Exercise goal: Since only the total matters, count the lines of these entries containing the word "icon" and write that total alone.
■ ■ ■ ■ ■
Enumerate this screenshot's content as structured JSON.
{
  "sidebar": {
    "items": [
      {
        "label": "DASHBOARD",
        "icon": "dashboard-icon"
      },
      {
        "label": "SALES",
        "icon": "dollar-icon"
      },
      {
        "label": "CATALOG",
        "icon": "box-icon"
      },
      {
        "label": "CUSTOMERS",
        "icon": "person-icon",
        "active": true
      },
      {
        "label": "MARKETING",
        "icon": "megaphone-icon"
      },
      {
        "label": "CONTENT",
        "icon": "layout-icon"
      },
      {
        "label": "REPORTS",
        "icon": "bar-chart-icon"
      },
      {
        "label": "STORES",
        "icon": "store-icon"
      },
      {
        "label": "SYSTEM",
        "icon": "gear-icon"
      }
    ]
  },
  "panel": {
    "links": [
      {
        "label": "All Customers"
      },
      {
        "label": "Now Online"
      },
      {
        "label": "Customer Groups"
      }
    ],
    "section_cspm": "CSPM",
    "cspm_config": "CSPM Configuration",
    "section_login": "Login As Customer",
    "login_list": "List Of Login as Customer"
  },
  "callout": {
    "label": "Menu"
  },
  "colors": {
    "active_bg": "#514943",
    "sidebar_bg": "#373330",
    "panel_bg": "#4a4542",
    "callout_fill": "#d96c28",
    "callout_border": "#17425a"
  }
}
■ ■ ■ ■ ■
Reply: 9